__TASK PROMPT__
Every word of the data must be reproduced in your reply exactly.

(Items from an interface collection)
++++++++++++++++++++
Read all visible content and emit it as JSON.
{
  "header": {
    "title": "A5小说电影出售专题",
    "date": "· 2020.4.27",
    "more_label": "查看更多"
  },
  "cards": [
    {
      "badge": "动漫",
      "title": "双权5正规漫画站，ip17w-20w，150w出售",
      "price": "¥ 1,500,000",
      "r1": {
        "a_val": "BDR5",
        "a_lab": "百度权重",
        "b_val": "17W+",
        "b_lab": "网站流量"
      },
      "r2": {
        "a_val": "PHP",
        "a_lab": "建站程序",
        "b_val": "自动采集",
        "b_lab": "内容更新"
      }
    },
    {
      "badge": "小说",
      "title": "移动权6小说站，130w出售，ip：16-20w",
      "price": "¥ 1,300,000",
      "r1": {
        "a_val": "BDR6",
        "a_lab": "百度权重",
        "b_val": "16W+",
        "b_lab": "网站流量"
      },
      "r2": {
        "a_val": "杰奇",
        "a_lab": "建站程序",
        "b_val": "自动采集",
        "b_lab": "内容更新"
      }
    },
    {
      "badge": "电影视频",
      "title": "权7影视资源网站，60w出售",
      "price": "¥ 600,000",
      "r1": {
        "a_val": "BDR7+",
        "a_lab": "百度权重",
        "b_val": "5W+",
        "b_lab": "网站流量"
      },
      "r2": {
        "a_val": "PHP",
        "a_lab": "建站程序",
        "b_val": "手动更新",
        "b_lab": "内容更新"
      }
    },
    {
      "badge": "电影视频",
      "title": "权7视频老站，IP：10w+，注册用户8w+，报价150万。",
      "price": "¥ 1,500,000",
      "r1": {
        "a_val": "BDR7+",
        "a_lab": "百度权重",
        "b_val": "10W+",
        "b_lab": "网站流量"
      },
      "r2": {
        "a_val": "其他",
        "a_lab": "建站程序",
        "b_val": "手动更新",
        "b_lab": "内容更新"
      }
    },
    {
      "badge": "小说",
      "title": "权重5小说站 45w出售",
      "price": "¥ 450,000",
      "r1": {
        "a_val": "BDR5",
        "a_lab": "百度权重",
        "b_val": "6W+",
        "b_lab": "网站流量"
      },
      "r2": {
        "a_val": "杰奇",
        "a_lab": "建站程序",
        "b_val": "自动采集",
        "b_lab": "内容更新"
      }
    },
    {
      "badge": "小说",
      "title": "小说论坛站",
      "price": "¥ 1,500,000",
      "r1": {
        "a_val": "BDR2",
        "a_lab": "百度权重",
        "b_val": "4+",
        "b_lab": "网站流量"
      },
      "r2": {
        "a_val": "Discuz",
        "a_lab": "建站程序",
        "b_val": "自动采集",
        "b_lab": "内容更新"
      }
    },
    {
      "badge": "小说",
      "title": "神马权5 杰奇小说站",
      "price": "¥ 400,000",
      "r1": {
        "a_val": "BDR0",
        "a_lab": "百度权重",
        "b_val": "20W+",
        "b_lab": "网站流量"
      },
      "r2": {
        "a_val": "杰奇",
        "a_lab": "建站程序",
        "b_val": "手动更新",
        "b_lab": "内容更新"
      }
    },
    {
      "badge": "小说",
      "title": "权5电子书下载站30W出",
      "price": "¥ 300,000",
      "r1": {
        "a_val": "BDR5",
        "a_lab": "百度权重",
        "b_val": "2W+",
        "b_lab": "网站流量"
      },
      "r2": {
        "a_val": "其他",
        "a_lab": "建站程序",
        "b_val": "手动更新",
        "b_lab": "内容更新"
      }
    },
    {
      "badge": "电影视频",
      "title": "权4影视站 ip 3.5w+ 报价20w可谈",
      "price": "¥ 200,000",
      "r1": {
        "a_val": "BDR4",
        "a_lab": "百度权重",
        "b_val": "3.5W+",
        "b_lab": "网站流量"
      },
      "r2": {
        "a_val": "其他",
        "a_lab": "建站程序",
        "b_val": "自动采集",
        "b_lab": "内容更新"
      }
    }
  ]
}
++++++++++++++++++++
__PROBLEM SOLUTION__
Read all visible content and emit it as JSON.
{
  "header": {
    "title": "A5小说电影出售专题",
    "date": "· 2020.4.27",
    "more_label": "查看更多"
  },
  "cards": [
    {
      "badge": "动漫",
      "title": "双权5正规漫画站，ip17w-20w，150w出售",
      "price": "¥ 1,500,000",
      "r1": {
        "a_val": "BDR5",
        "a_lab": "百度权重",
        "b_val": "17W+",
        "b_lab": "网站流量"
      },
      "r2": {
        "a_val": "PHP",
        "a_lab": "建站程序",
        "b_val": "自动采集",
        "b_lab": "内容更新"
      }
    },
    {
      "badge": "小说",
      "title": "移动权6小说站，130w出售，ip：16-20w",
      "price": "¥ 1,300,000",
      "r1": {
        "a_val": "BDR6",
        "a_lab": "百度权重",
        "b_val": "16W+",
        "b_lab": "网站流量"
      },
      "r2": {
        "a_val": "杰奇",
        "a_lab": "建站程序",
        "b_val": "自动采集",
        "b_lab": "内容更新"
      }
    },
    {
      "badge": "电影视频",
      "title": "权7影视资源网站，60w出售",
      "price": "¥ 600,000",
      "r1": {
        "a_val": "BDR7+",
        "a_lab": "百度权重",
        "b_val": "5W+",
        "b_lab": "网站流量"
      },
      "r2": {
        "a_val": "PHP",
        "a_lab": "建站程序",
        "b_val": "手动更新",
        "b_lab": "内容更新"
      }
    },
    {
      "badge": "电影视频",
      "title": "权7视频老站，IP：10w+，注册用户8w+，报价150万。",
      "price": "¥ 1,500,000",
      "r1": {
        "a_val": "BDR7+",
        "a_lab": "百度权重",
        "b_val": "10W+",
        "b_lab": "网站流量"
      },
      "r2": {
        "a_val": "其他",
        "a_lab": "建站程序",
        "b_val": "手动更新",
        "b_lab": "内容更新"
      }
    },
    {
      "badge": "小说",
      "title": "权重5小说站 45w出售",
      "price": "¥ 450,000",
      "r1": {
        "a_val": "BDR5",
        "a_lab": "百度权重",
        "b_val": "6W+",
        "b_lab": "网站流量"
      },
      "r2": {
        "a_val": "杰奇",
        "a_lab": "建站程序",
        "b_val": "自动采集",
        "b_lab": "内容更新"
      }
    },
    {
      "badge": "小说",
      "title": "小说论坛站",
      "price": "¥ 1,500,000",
      "r1": {
        "a_val": "BDR2",
        "a_lab": "百度权重",
        "b_val": "4+",
        "b_lab": "网站流量"
      },
      "r2": {
        "a_val": "Discuz",
        "a_lab": "建站程序",
        "b_val": "自动采集",
        "b_lab": "内容更新"
      }
    },
    {
      "badge": "小说",
      "title": "神马权5 杰奇小说站",
      "price": "¥ 400,000",
      "r1": {
        "a_val": "BDR0",
        "a_lab": "百度权重",
        "b_val": "20W+",
        "b_lab": "网站流量"
      },
      "r2": {
        "a_val": "杰奇",
        "a_lab": "建站程序",
        "b_val": "手动更新",
        "b_lab": "内容更新"
      }
    },
    {
      "badge": "小说",
      "title": "权5电子书下载站30W出",
      "price": "¥ 300,000",
      "r1": {
        "a_val": "BDR5",
        "a_lab": "百度权重",
        "b_val": "2W+",
        "b_lab": "网站流量"
      },
      "r2": {
        "a_val": "其他",
        "a_lab": "建站程序",
        "b_val": "手动更新",
        "b_lab": "内容更新"
      }
    },
    {
      "badge": "电影视频",
      "title": "权4影视站 ip 3.5w+ 报价20w可谈",
      "price": "¥ 200,000",
      "r1": {
        "a_val": "BDR4",
        "a_lab": "百度权重",
        "b_val": "3.5W+",
        "b_lab": "网站流量"
      },
      "r2": {
        "a_val": "其他",
        "a_lab": "建站程序",
        "b_val": "自动采集",
        "b_lab": "内容更新"
      }
    }
  ]
}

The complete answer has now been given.